- Evaluate how trauma influences the activity of the key areas of the brain and how that dictates behavior patterns in clients.
- Articulate the clinical research surrounding the effectiveness of yoga, mindfulness meditation, and theater in healing trauma in clients.
The Latest Clinical Research Surrounding:
- The impact of trauma on brain activity
- Neurofeedback, EMDR and “body work” on symptom reduction
- The effectiveness of movement, mindfulness and theater activities in trauma treatment
Addiction Counselors, Counselors, Marriage and Family Therapists, Nurses, Psychologists, Social Workers and other Mental Health Professionals
Bonus: Overcoming Trauma-Related Shame and Self-Loathing with Janina Fisher, Ph.D.

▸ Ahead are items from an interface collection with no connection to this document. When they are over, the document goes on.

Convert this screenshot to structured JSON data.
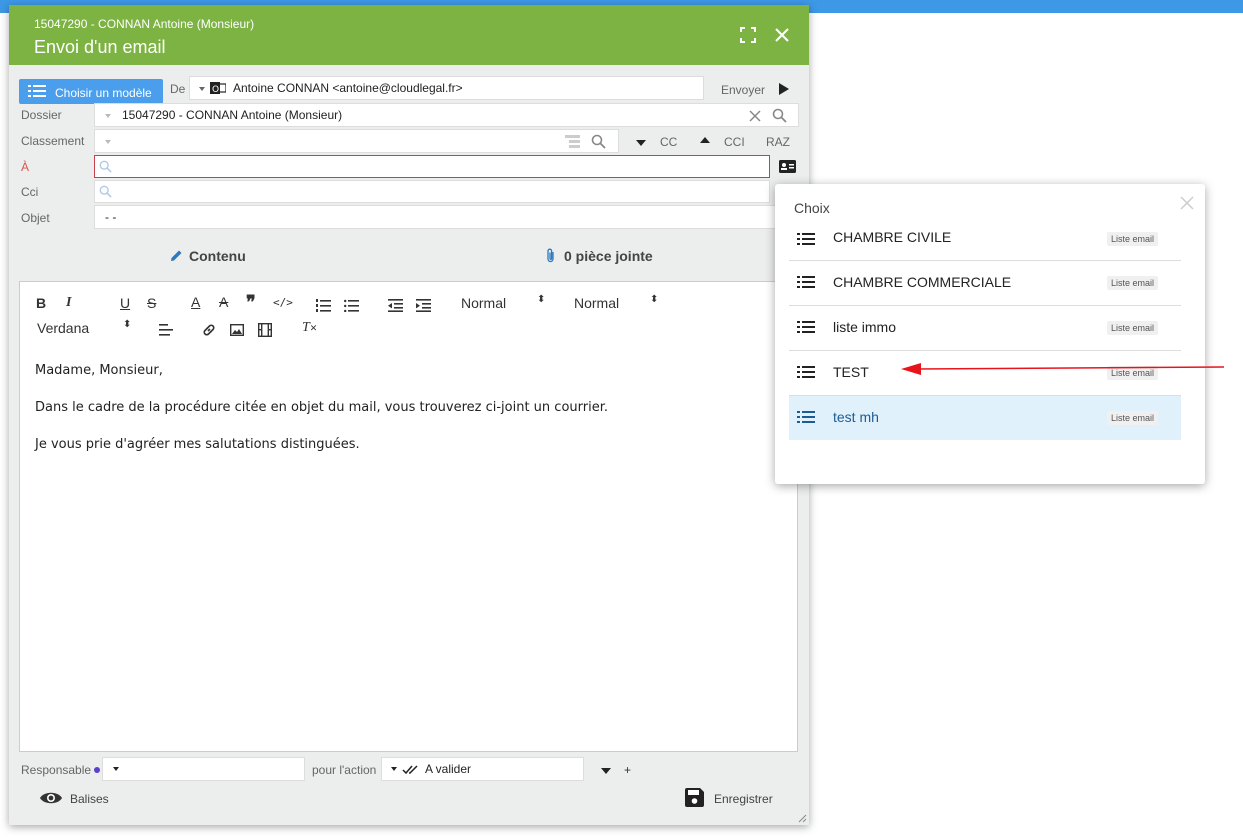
{
  "modal": {
    "subtitle": "15047290 - CONNAN Antoine (Monsieur)",
    "title": "Envoi d'un email"
  },
  "toolbar_top": {
    "model_button": "Choisir un modèle",
    "from_label": "De",
    "from_value": "Antoine CONNAN <antoine@cloudlegal.fr>",
    "send_label": "Envoyer"
  },
  "form": {
    "dossier_label": "Dossier",
    "dossier_value": "15047290 - CONNAN Antoine (Monsieur)",
    "classement_label": "Classement",
    "cc_label": "CC",
    "cci_toggle_label": "CCI",
    "raz_label": "RAZ",
    "to_label": "À",
    "to_value": "",
    "cci_label": "Cci",
    "cci_value": "",
    "objet_label": "Objet",
    "objet_value": "-  -"
  },
  "tabs": [
    {
      "label": "Contenu"
    },
    {
      "label": "0 pièce jointe"
    }
  ],
  "editor_toolbar": {
    "format1": "Normal",
    "format2": "Normal",
    "font": "Verdana"
  },
  "editor": {
    "paragraphs": [
      "Madame, Monsieur,",
      "Dans le cadre de la procédure citée en objet du mail, vous trouverez ci-joint un courrier.",
      "Je vous prie d'agréer mes salutations distinguées."
    ]
  },
  "footer": {
    "responsable_label": "Responsable",
    "action_label": "pour l'action",
    "action_value": "A valider",
    "plus": "+",
    "balises_label": "Balises",
    "save_label": "Enregistrer"
  },
  "popup": {
    "title": "Choix",
    "items": [
      {
        "name": "CHAMBRE CIVILE",
        "badge": "Liste email"
      },
      {
        "name": "CHAMBRE COMMERCIALE",
        "badge": "Liste email"
      },
      {
        "name": "liste immo",
        "badge": "Liste email"
      },
      {
        "name": "TEST",
        "badge": "Liste email"
      },
      {
        "name": "test mh",
        "badge": "Liste email"
      }
    ]
  },
  "colors": {
    "header_green": "#7cb342",
    "accent_blue": "#4a9eec",
    "arrow_red": "#e8141b",
    "selected_row": "#e1f1fb"
  }
}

Shame has an insidious impact on our traumatized clients’ ability to find relief and perspective even with good treatment. Feelings of worthlessness and inadequacy interfere with taking in positive experiences, leaving only hopelessness. This 60-minute recording was webcast live from the office of Dr. Janina Fisher and introduces shame from a neurobiological perspective—as a survival strategy driving somatic responses of automatic obedience and total submission.
Learn to help clients relate to their symptoms with curiosity rather than automatic acceptance, discriminate the cognitive, emotional, and physiological components of shame, and to integrate somatic as well as traditional psychodynamic and cognitive-behavioral techniques to transform shame-related stuckness.

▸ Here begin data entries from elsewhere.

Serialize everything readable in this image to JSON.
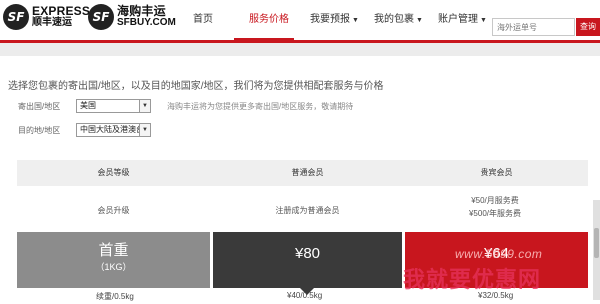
{
  "logo1": {
    "mark": "SF",
    "line1": "EXPRESS",
    "line2": "顺丰速运"
  },
  "logo2": {
    "mark": "SF",
    "line1": "海购丰运",
    "line2": "SFBUY.COM"
  },
  "nav": [
    {
      "label": "首页",
      "has_dropdown": false,
      "active": false
    },
    {
      "label": "服务价格",
      "has_dropdown": false,
      "active": true
    },
    {
      "label": "我要预报",
      "has_dropdown": true,
      "active": false
    },
    {
      "label": "我的包裹",
      "has_dropdown": true,
      "active": false
    },
    {
      "label": "账户管理",
      "has_dropdown": true,
      "active": false
    }
  ],
  "search": {
    "placeholder": "海外运单号",
    "button": "查询"
  },
  "intro": "选择您包裹的寄出国/地区，以及目的地国家/地区，我们将为您提供相配套服务与价格",
  "origin": {
    "label": "寄出国/地区",
    "value": "美国",
    "hint": "海购丰运将为您提供更多寄出国/地区服务，敬请期待"
  },
  "dest": {
    "label": "目的地/地区",
    "value": "中国大陆及港澳台"
  },
  "table": {
    "headers": [
      "会员等级",
      "普通会员",
      "贵宾会员"
    ],
    "row_upgrade": {
      "label": "会员升级",
      "normal": "注册成为普通会员",
      "vip": [
        "¥50/月服务费",
        "¥500/年服务费"
      ]
    },
    "first_weight": {
      "label": "首重",
      "unit": "（1KG）",
      "normal": "¥80",
      "vip": "¥64"
    },
    "continued": {
      "label": "续重/0.5kg",
      "normal": "¥40/0.5kg",
      "vip": "¥32/0.5kg"
    }
  },
  "watermark": {
    "url": "www.5999.com",
    "text": "我就要优惠网"
  },
  "colors": {
    "brand_red": "#c8161e",
    "dark": "#3a3a3a",
    "gray": "#8c8c8c"
  }
}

- Discriminate the clinical implications of physiological and cognitive contributors to shame.
- Determine cognitive-behavioral, ego state, and psychoeducational interventions to address shame in clients.
The Neurobiology of Shame
Shame’s Evolutionary Purpose
- The role of shame in traumatic experience
- Shame as an animal defense survival response
- Effects of shame on autonomic arousal
Making Meaning of Shame
- Shame and the attachment system
- Rupture and repair in attachment formation
Working from the “Bottom Up”
- Feelings of disgust, degradation, and humiliation are interpreted as “who I am”
- Cognition and the body
- Internal working models predict the future and determine our actions
A New Relationship to the Shame: Acceptance and Compassion
- The role of procedural learning and memory
- Physiological effects of mindful dual awareness
- Using mindfulness-based techniques to inhibit self-judgment
The Social Engagement System and the Healing of Shame
- Re-contextualizing shame as a younger self or part
- Bringing our adult capacity to our childhood vulnerability
- Healing shame through compassionate acceptance
- Social engagement and the ventral vagal system (Porges)
- The incompatibility of shame and social engagement
- The therapist’s own social engagement system as a healing agent
Psychologists, Counselors, Social Workers, Case Managers, Addiction Counselors, Marriage & Family Therapists, Nurses, and other Mental Health Professionals Copyright :